at the Field Museum. Then, journey through other dinosaur exhibit areas. Check
out the forecast for the Triassic period by dialing 1-900 CLIMATE for
an audio recording. Round out you visit in the Triassic, Jurassic,
and Cretaceous periods for an overview of dinosaurs that lived during
The New Mexico Museum of Natural History and Science
focuses on local digs. Lots of good information about their state fossil.
In our zeal to focus on the dinosaurs themselves, we often overlook
the area of trace fossils. These are tracks, trails, burrows, borings, gnawings,
eggs, nests, gizzard stones, and dung. An excellent place to learn
more about this subject is at Emory University's Trace Fossils site.
All of your aspiring
rock hounds will want to read Fossil Hunting FAQ at Prem's Fossil
Gallery. This amateur collector has assembled a top-notch display
of trilobites, graphtolites,
and fossil plants.
Dinosaur Teacher's Guide from Scholastic
Home Page Southwest Educational Development Laboratory
From a comprehensive
unit designed for kindergartners at the Southwest Educational Development
Laboratory site, to To Scholastic's wealth of material,
teachers will want to look through the list of lessons. Book resources,

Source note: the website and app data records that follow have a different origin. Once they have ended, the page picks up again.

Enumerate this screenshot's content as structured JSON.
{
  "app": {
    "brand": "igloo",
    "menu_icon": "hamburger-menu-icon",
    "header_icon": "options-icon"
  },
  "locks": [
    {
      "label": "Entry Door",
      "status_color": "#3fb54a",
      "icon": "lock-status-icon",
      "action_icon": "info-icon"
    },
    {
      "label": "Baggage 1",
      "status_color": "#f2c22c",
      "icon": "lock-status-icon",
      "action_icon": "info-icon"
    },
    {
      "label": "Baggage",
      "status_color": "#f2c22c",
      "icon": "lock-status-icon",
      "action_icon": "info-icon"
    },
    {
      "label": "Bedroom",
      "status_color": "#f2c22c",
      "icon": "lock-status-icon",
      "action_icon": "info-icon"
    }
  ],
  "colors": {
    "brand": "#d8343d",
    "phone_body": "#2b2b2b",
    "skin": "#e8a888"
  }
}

hands-on activities, dinosaur recipes, songs, and lots of suggestions
will be found at these educational sites.
Build a Dinosaur